I love it when someone does a useful, instructive job explaining terms we take for granted here in technology. Lee Lefever nailed “Wikis in Plain English” with his video. Scott Gavin explains the potentially trendy term Enterprise 2.0 simply. Although Andrew McAfee is without doubt the authoritative author on the subject of Enterprise 2.0, Scott hit the basics.
Scott even said it was “social software within the firewall” which was refreshing to see with all the blather that everything must be hosted. The fact is most enterprises want something as vital as the content on a wiki behind the firewall. Not all surely, but the lion’s share.
What still leaves me wanting about everyone’s definition of Enterprise 2.0 is that it misses an important point: Enterprise 2.0 is just another natural evolution towards lighter weight software. Doesn’t matter if it hosted, behind the firewall, social or not. Companies embraced the open source movement and software-as-a-service because they were fed up with traditional enterprise software. Lightweight software is just another movement serving this same frustration and need.
Lightweight software serves a gap in the enterprise which Jonathan Nolen articulated in an interview:
“We think there’s a huge middle ground between open source and enterprise software that hasn’t been addressed—lightweight software,” Nolen said.
This movement to lighter weight software is broader than the typical definitions of Enterprise 2.0 software. It’s about customers wanting easy to use, practical, easy to install (or hosted) software that is far less expensive and that does not entail an arduous, painful purchasing process. It’s should be simple, straightforward and easy to buy. In fact, it’s not about sales in our opinion at Atlassian.

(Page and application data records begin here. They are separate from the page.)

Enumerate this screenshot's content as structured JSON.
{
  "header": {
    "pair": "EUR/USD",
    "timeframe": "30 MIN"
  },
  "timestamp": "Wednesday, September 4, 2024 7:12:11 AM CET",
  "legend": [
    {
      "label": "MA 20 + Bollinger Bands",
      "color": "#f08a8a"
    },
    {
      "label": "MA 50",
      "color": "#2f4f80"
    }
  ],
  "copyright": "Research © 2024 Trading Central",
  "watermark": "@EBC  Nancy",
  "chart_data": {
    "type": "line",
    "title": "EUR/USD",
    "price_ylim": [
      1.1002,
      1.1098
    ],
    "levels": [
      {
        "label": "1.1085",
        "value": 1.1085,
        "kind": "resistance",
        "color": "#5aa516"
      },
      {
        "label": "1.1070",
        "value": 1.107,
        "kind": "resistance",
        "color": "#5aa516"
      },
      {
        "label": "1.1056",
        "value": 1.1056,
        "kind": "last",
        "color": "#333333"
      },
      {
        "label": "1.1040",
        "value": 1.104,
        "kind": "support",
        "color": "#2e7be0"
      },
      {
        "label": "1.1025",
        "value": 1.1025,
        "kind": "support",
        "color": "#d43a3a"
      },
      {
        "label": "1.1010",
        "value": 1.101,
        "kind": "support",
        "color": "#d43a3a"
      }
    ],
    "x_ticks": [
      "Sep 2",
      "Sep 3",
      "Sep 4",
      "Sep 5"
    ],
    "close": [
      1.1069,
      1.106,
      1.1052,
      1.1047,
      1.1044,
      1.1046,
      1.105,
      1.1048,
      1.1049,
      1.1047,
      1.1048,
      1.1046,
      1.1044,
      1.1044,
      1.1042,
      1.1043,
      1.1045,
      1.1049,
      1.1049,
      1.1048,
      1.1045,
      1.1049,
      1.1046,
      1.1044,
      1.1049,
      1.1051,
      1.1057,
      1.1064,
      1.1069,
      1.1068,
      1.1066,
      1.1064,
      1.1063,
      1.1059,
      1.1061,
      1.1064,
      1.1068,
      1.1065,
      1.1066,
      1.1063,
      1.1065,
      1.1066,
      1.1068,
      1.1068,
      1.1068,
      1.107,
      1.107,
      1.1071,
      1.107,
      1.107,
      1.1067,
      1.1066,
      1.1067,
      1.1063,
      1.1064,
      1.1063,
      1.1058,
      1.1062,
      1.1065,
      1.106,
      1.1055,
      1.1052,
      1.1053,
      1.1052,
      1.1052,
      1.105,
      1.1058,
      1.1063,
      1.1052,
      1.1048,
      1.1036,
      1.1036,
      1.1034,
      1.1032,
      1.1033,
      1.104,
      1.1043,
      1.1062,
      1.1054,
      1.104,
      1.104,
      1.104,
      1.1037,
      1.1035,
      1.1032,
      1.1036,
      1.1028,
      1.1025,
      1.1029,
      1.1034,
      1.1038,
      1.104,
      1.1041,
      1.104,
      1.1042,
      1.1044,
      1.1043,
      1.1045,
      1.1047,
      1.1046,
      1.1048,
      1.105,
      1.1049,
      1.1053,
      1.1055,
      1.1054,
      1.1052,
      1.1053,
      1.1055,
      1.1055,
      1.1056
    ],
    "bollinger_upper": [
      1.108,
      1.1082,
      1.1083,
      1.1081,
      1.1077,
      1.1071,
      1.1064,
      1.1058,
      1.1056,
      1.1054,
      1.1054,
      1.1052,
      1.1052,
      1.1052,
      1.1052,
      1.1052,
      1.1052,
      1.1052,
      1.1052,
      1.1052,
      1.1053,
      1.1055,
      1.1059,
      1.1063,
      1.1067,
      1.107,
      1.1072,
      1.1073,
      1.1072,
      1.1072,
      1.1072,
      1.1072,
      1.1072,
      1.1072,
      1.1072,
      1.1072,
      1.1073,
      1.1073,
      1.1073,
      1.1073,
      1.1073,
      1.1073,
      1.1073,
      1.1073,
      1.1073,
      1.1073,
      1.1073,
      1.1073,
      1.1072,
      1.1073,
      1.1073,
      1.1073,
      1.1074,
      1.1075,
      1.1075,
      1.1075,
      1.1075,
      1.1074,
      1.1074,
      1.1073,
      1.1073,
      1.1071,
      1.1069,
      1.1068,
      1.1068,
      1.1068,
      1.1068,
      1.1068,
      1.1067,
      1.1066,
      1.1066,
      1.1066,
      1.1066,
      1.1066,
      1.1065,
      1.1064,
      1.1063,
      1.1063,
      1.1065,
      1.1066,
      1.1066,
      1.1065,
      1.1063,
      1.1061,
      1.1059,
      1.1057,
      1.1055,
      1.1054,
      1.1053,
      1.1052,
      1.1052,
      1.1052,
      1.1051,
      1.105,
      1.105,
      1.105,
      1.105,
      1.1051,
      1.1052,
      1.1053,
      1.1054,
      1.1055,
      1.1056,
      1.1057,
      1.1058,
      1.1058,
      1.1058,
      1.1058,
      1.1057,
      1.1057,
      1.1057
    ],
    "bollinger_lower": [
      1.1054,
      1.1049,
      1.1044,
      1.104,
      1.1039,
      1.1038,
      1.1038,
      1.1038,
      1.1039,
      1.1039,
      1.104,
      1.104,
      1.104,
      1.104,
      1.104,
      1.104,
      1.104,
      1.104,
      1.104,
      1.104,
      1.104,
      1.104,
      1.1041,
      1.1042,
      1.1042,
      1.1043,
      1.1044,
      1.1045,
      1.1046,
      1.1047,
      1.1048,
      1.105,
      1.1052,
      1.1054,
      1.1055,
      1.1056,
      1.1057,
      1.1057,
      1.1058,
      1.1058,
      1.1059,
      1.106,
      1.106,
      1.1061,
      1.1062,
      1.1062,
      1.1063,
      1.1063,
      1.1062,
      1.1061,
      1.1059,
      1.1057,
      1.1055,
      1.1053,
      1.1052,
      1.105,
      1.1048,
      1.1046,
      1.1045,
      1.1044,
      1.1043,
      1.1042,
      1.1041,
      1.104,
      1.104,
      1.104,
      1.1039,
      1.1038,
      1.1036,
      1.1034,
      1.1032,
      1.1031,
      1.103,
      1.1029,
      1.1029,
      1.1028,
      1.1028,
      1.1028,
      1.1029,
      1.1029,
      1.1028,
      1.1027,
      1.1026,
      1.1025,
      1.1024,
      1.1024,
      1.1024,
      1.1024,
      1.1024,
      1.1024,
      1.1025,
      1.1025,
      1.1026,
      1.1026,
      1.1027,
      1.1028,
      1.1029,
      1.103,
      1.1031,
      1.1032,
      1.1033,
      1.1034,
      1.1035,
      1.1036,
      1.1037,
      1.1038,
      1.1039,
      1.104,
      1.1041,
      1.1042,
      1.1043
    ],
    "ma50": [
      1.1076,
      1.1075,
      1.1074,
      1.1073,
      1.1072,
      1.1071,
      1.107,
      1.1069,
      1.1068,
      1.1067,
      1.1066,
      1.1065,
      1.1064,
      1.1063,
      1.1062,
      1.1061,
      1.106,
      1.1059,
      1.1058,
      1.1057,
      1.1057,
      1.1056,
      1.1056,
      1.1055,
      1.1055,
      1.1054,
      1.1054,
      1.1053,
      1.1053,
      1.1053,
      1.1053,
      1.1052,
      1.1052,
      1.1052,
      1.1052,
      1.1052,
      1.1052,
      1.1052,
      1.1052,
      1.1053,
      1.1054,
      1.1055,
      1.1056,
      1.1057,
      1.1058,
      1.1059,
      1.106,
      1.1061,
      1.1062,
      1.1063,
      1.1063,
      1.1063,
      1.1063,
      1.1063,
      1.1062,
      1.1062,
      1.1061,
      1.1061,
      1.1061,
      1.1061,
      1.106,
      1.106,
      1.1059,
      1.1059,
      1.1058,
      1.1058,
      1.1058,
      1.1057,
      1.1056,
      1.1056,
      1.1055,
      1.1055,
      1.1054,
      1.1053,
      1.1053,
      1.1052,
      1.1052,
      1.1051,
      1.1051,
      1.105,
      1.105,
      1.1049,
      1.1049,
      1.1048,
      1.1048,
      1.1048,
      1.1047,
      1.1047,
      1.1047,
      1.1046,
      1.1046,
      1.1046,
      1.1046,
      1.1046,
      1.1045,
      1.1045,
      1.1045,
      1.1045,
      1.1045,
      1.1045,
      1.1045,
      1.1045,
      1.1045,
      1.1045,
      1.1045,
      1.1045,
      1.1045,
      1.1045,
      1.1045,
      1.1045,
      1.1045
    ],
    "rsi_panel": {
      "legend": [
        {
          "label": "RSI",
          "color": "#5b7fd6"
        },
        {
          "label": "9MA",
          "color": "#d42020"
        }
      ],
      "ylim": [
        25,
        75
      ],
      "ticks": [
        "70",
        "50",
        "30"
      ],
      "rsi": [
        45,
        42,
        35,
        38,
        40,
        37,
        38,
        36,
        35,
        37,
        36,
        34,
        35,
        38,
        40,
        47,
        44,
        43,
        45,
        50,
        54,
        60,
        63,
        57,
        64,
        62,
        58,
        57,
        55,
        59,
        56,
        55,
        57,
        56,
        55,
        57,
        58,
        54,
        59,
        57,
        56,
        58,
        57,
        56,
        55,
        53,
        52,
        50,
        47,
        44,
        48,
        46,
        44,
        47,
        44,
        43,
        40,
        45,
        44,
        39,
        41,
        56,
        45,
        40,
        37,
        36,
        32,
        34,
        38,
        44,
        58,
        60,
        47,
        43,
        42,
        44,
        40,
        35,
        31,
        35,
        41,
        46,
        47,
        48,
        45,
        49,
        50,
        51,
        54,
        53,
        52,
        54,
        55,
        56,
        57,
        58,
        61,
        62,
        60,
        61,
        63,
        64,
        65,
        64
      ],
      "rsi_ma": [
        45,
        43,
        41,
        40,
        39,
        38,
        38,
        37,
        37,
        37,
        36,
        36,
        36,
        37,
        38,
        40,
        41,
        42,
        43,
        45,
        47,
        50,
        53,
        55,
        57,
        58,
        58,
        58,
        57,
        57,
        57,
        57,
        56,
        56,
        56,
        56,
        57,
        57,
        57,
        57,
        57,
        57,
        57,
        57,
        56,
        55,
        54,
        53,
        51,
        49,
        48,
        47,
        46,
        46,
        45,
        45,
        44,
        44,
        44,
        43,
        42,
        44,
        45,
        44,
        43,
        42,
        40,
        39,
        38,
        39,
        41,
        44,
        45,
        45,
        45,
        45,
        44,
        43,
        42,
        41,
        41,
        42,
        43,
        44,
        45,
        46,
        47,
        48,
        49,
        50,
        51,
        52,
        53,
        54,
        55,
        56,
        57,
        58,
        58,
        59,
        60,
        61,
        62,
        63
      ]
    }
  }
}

This is why some of us believe that Enterprise 2.0 is not just about social software. It’s about a fundamental shift in the complexity and cost of software.